Last year I picked up a copy of 'A Christmas Cthulhu' by David Griffiths and I really enjoyed it. I'm reading it again right now in fact, to get into the Creepmas spirit.
It's 'A Christmas Carol' steeped in Cthulhu mythos and done quite well I might add. There is also a Lovecraft inspired version of Dickens' 'The Haunted Man and the Ghost's Bargain' called 'The Haunted Man and the Reanimator's Bargain' and a short glossary in the back if you need to brush up on your mythos terminology.
Another book I thoroughly enjoy is 'Santa Claws' by Laura Leuck and illustrated by Gris Grimly. I'm a huge fan of Mr. Grimly's artwork. The story is a fun read and the characters are awesome. It's also chock full of Creepmas décor ideas and festive holiday dishes, like poison berry pie, cookies topped with flies and eggnog with spider legs.
This weekend I made chocolate chip cookies, with the sole purpose of making cookies topped with flies. I've seen spider cookies where they just dragged a toothpick through the melted chips to make legs. I thought I could do something similar, but fly wing shaped. It didn't work out like that. If I try again, I'll try piping on some melted chocolate in a fly shape. I also got eggnog. I thought I'd sprinkle on some chocolate jimmies and call them spider legs. Nobody wanted fake spider legs in their eggnog. Maybe I should have just bought a cherry pie, said it was poison berry and called it a day.

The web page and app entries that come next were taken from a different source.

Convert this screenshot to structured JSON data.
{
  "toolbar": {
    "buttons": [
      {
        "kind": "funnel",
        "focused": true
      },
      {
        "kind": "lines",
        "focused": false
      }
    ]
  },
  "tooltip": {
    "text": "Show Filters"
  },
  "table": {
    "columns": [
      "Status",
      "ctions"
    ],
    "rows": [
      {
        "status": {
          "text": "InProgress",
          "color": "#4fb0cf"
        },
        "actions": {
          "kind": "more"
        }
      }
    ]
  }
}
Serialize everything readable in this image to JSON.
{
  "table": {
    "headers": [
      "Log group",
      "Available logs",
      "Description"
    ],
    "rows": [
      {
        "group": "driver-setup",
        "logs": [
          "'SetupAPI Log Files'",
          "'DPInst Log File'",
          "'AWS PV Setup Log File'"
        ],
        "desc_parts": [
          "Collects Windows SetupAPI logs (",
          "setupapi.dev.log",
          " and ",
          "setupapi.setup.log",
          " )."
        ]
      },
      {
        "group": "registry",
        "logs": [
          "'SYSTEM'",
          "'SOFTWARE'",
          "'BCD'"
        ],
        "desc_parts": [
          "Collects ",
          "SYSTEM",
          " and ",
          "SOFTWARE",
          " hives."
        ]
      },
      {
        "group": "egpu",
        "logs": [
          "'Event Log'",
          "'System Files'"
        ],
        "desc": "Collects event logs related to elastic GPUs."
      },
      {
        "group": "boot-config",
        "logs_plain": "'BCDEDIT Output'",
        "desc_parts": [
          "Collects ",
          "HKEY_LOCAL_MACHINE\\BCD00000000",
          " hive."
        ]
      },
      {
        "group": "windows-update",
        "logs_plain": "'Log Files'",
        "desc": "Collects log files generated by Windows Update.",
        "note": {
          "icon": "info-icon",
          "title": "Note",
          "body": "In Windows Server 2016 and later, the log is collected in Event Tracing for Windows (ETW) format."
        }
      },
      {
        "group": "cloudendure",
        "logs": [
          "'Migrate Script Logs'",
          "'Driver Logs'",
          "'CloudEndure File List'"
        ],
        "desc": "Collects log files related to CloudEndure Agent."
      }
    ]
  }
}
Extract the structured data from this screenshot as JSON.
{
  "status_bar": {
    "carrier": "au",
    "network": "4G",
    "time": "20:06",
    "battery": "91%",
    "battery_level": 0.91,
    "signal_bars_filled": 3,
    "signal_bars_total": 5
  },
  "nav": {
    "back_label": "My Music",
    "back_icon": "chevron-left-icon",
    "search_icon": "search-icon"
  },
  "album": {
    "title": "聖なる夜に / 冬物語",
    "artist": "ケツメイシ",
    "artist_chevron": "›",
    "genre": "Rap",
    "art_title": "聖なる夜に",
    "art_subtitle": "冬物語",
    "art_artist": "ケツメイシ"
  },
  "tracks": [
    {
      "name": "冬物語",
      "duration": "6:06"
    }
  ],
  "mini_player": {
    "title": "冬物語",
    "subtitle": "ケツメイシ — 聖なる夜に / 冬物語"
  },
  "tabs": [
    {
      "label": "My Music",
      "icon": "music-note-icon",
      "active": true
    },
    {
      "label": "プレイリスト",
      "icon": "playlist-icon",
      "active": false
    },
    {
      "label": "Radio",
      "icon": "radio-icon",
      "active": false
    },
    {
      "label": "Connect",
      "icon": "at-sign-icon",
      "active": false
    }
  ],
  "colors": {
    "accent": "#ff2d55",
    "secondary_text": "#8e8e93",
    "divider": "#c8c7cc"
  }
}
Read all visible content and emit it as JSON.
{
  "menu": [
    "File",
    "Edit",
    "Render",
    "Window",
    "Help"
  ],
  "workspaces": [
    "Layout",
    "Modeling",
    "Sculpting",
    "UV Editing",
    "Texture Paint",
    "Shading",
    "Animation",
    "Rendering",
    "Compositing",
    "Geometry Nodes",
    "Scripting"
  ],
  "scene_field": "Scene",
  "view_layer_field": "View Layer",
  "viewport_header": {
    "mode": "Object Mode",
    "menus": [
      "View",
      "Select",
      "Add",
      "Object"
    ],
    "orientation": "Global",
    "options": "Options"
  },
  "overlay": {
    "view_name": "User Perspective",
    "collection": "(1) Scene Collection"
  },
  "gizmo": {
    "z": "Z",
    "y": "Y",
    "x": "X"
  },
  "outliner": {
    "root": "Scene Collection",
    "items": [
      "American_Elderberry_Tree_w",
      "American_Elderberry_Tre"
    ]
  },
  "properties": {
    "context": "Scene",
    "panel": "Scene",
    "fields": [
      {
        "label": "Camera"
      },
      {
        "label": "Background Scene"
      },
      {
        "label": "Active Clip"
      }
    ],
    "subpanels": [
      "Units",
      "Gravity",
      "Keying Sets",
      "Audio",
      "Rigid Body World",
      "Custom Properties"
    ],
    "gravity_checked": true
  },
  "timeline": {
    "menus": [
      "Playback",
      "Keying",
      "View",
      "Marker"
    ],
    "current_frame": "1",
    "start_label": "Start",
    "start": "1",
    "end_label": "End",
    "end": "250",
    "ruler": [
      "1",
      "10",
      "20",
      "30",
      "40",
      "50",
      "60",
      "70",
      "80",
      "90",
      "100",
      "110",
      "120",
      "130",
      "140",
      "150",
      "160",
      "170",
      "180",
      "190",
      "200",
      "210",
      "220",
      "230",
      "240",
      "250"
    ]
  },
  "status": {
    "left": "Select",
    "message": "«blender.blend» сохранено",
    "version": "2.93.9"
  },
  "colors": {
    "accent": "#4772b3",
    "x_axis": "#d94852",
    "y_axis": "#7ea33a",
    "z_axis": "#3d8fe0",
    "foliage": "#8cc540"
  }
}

Another one we read every year is 'The Nightmare Before Christmas' by Tim Burton. I'm probably in the minority, but while I like both the book and the movie, I prefer the book. Like 'Santa Claws', it's fun to read aloud, the artwork is gorgeous and full of Creepmas inspiration.
Then there is the classic (classic used to mean old stuff, now it means things that have been around since I was a kid), 'How the Grinch Stole Christmas', by Dr Suess. This one is fun to read too, but unless you sound like Boris Karloff, it pales in comparison to the cartoon and the book doesn't have a theme song.
Finally I'll end with M. R. James. If you'll be telling scary ghost stories and tales of the glories of Christmases long, long ago, you'll need a little M. R. James. At Thin-Ghost.org you can read all his ghost stories.